### Data for analysis

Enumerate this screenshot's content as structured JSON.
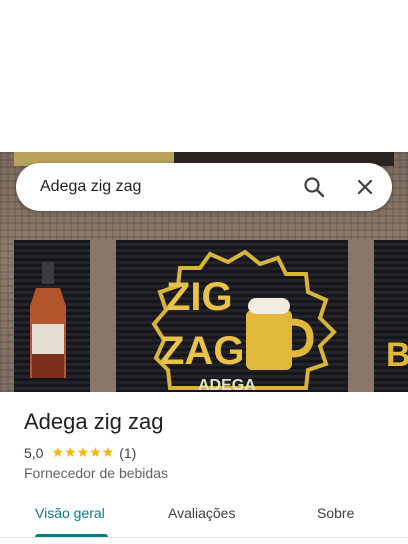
{
  "search": {
    "query": "Adega zig zag",
    "search_icon": "search-icon",
    "close_icon": "close-icon"
  },
  "photo": {
    "description_icon": "storefront-photo",
    "art_text_top": "ZIG",
    "art_text_bottom": "ZAG",
    "art_sub": "ADEGA"
  },
  "place": {
    "title": "Adega zig zag",
    "rating": "5,0",
    "stars": "★★★★★",
    "review_count": "(1)",
    "category": "Fornecedor de bebidas"
  },
  "tabs": [
    {
      "label": "Visão geral",
      "active": true
    },
    {
      "label": "Avaliações",
      "active": false
    },
    {
      "label": "Sobre",
      "active": false
    }
  ],
  "colors": {
    "accent": "#0b7b80",
    "star": "#f5b400",
    "text_primary": "#202124",
    "text_secondary": "#5f6368"
  }
}
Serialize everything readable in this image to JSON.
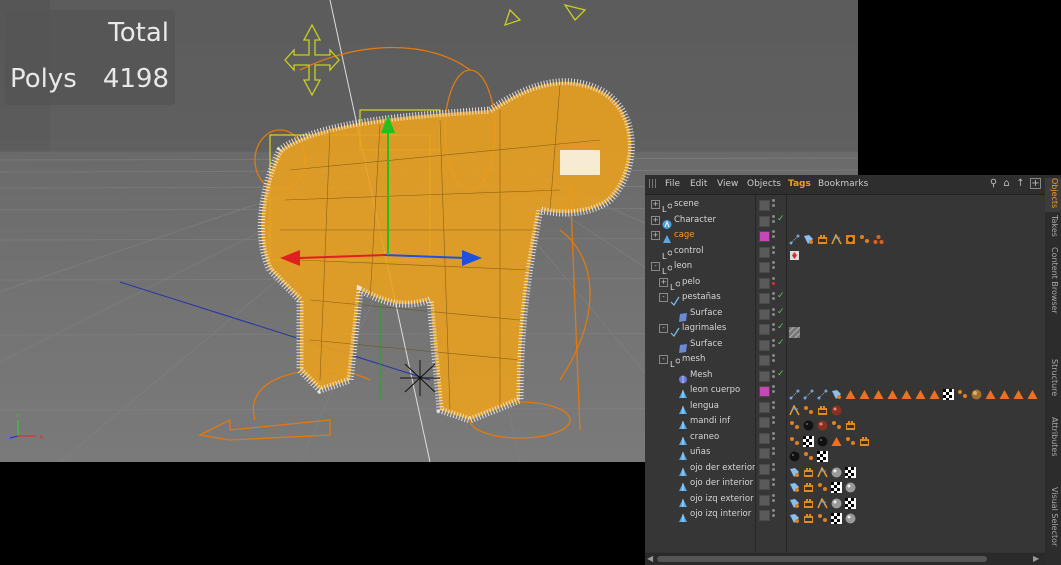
{
  "viewport": {
    "hud": {
      "total_label": "Total",
      "polys_label": "Polys",
      "polys_value": "4198"
    },
    "axis_labels": {
      "x": "X",
      "y": "Y",
      "z": "Z"
    }
  },
  "object_manager": {
    "menu": [
      "File",
      "Edit",
      "View",
      "Objects",
      "Tags",
      "Bookmarks"
    ],
    "active_menu": "Tags",
    "toolbar_icons": [
      "search-icon",
      "home-icon",
      "up-icon",
      "new-view-icon"
    ],
    "side_tabs": [
      "Objects",
      "Takes",
      "Content Browser",
      "Structure",
      "Attributes",
      "Visual Selector"
    ],
    "active_side_tab": "Objects",
    "rows": [
      {
        "name": "scene",
        "indent": 0,
        "expander": "+",
        "icon": "null-icon",
        "layer": "none",
        "vis": "grey",
        "check": false,
        "tags": []
      },
      {
        "name": "Character",
        "indent": 0,
        "expander": "+",
        "icon": "character-icon",
        "layer": "none",
        "vis": "grey",
        "check": true,
        "tags": []
      },
      {
        "name": "cage",
        "indent": 0,
        "expander": "+",
        "icon": "joint-icon",
        "layer": "pink",
        "vis": "grey",
        "check": false,
        "selected": true,
        "tags": [
          "ik-tag",
          "weight-tag",
          "texture-tag",
          "motion-tag",
          "constraint-tag",
          "dots-tag",
          "pose-tag"
        ]
      },
      {
        "name": "control",
        "indent": 0,
        "expander": "",
        "icon": "null-icon",
        "layer": "none",
        "vis": "grey",
        "check": false,
        "tags": [
          "protection-tag"
        ]
      },
      {
        "name": "leon",
        "indent": 0,
        "expander": "-",
        "icon": "null-icon",
        "layer": "none",
        "vis": "grey",
        "check": false,
        "tags": []
      },
      {
        "name": "pelo",
        "indent": 1,
        "expander": "+",
        "icon": "null-icon",
        "layer": "none",
        "vis": "red",
        "check": false,
        "tags": []
      },
      {
        "name": "pestañas",
        "indent": 1,
        "expander": "-",
        "icon": "hair-icon",
        "layer": "none",
        "vis": "grey",
        "check": true,
        "tags": []
      },
      {
        "name": "Surface",
        "indent": 2,
        "expander": "",
        "icon": "surface-icon",
        "layer": "none",
        "vis": "grey",
        "check": true,
        "tags": []
      },
      {
        "name": "lagrimales",
        "indent": 1,
        "expander": "-",
        "icon": "hair-icon",
        "layer": "none",
        "vis": "grey",
        "check": true,
        "tags": [
          "hatch-tag"
        ]
      },
      {
        "name": "Surface",
        "indent": 2,
        "expander": "",
        "icon": "surface-icon",
        "layer": "none",
        "vis": "grey",
        "check": true,
        "tags": []
      },
      {
        "name": "mesh",
        "indent": 1,
        "expander": "-",
        "icon": "null-icon",
        "layer": "none",
        "vis": "grey",
        "check": false,
        "tags": []
      },
      {
        "name": "Mesh",
        "indent": 2,
        "expander": "",
        "icon": "mesh-icon",
        "layer": "none",
        "vis": "grey",
        "check": true,
        "tags": []
      },
      {
        "name": "leon cuerpo",
        "indent": 2,
        "expander": "",
        "icon": "poly-icon",
        "layer": "pink",
        "vis": "grey",
        "check": false,
        "tags": [
          "ik-tag",
          "ik-tag",
          "ik-tag",
          "weight-tag",
          "tri-tag",
          "tri-tag",
          "tri-tag",
          "tri-tag",
          "tri-tag",
          "tri-tag",
          "tri-tag",
          "checker-tag",
          "dots-tag",
          "fur-tag",
          "tri-tag",
          "tri-tag",
          "tri-tag",
          "tri-tag"
        ]
      },
      {
        "name": "lengua",
        "indent": 2,
        "expander": "",
        "icon": "poly-icon",
        "layer": "none",
        "vis": "grey",
        "check": false,
        "tags": [
          "motion-tag",
          "dots-tag",
          "texture-tag",
          "sphere-tag"
        ]
      },
      {
        "name": "mandi inf",
        "indent": 2,
        "expander": "",
        "icon": "poly-icon",
        "layer": "none",
        "vis": "grey",
        "check": false,
        "tags": [
          "dots-tag",
          "dark-sphere-tag",
          "sphere-tag",
          "dots-tag",
          "texture-tag"
        ]
      },
      {
        "name": "craneo",
        "indent": 2,
        "expander": "",
        "icon": "poly-icon",
        "layer": "none",
        "vis": "grey",
        "check": false,
        "tags": [
          "dots-tag",
          "checker-tag",
          "dark-sphere-tag",
          "tri-tag",
          "dots-tag",
          "texture-tag"
        ]
      },
      {
        "name": "uñas",
        "indent": 2,
        "expander": "",
        "icon": "poly-icon",
        "layer": "none",
        "vis": "grey",
        "check": false,
        "tags": [
          "dark-sphere-tag",
          "dots-tag",
          "checker-tag"
        ]
      },
      {
        "name": "ojo der exterior",
        "indent": 2,
        "expander": "",
        "icon": "poly-icon",
        "layer": "none",
        "vis": "grey",
        "check": false,
        "tags": [
          "weight-tag",
          "texture-tag",
          "motion-tag",
          "grey-sphere-tag",
          "checker-tag"
        ]
      },
      {
        "name": "ojo der interior",
        "indent": 2,
        "expander": "",
        "icon": "poly-icon",
        "layer": "none",
        "vis": "grey",
        "check": false,
        "tags": [
          "weight-tag",
          "texture-tag",
          "dots-tag",
          "checker-tag",
          "grey-sphere-tag"
        ]
      },
      {
        "name": "ojo izq exterior",
        "indent": 2,
        "expander": "",
        "icon": "poly-icon",
        "layer": "none",
        "vis": "grey",
        "check": false,
        "tags": [
          "weight-tag",
          "texture-tag",
          "motion-tag",
          "grey-sphere-tag",
          "checker-tag"
        ]
      },
      {
        "name": "ojo izq interior",
        "indent": 2,
        "expander": "",
        "icon": "poly-icon",
        "layer": "none",
        "vis": "grey",
        "check": false,
        "tags": [
          "weight-tag",
          "texture-tag",
          "dots-tag",
          "checker-tag",
          "grey-sphere-tag"
        ]
      }
    ]
  },
  "colors": {
    "accent": "#f0a020",
    "selected_text": "#ff9a1a",
    "check_green": "#5ccc5c",
    "layer_pink": "#c648b8",
    "tag_orange": "#f07020"
  }
}
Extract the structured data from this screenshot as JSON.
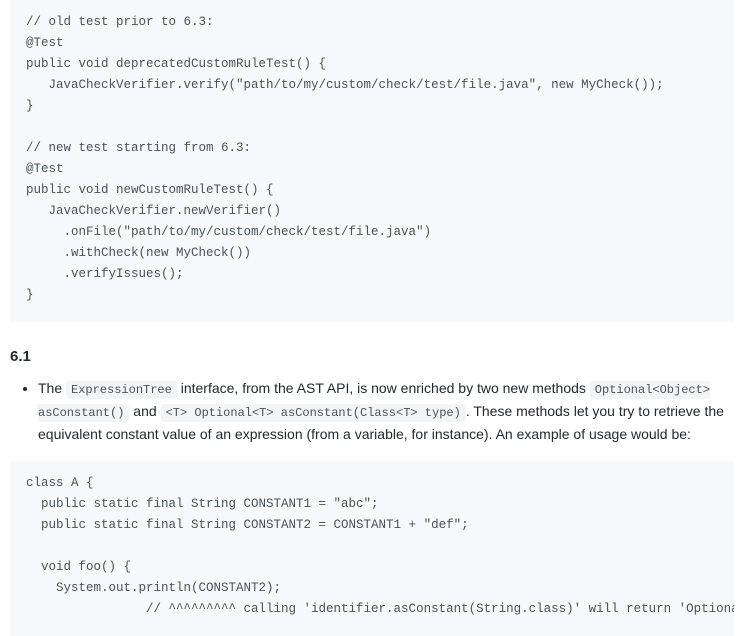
{
  "code_block_1": "// old test prior to 6.3:\n@Test\npublic void deprecatedCustomRuleTest() {\n   JavaCheckVerifier.verify(\"path/to/my/custom/check/test/file.java\", new MyCheck());\n}\n\n// new test starting from 6.3:\n@Test\npublic void newCustomRuleTest() {\n   JavaCheckVerifier.newVerifier()\n     .onFile(\"path/to/my/custom/check/test/file.java\")\n     .withCheck(new MyCheck())\n     .verifyIssues();\n}",
  "section_heading": "6.1",
  "bullet_1": {
    "t1": "The ",
    "c1": "ExpressionTree",
    "t2": " interface, from the AST API, is now enriched by two new methods ",
    "c2": "Optional<Object> asConstant()",
    "t3": " and ",
    "c3": "<T> Optional<T> asConstant(Class<T> type)",
    "t4": ". These methods let you try to retrieve the equivalent constant value of an expression (from a variable, for instance). An example of usage would be:"
  },
  "code_block_2": "class A {\n  public static final String CONSTANT1 = \"abc\";\n  public static final String CONSTANT2 = CONSTANT1 + \"def\";\n\n  void foo() {\n    System.out.println(CONSTANT2);\n                // ^^^^^^^^^ calling 'identifier.asConstant(String.class)' will return 'Optional.of(\"abcdef\")'"
}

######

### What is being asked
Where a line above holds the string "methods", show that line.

### Problem solution
    "t2": " interface, from the AST API, is now enriched by two new methods ",
    "t4": ". These methods let you try to retrieve the equivalent constant value of an expression (from a variable, for instance). An example of usage would be:"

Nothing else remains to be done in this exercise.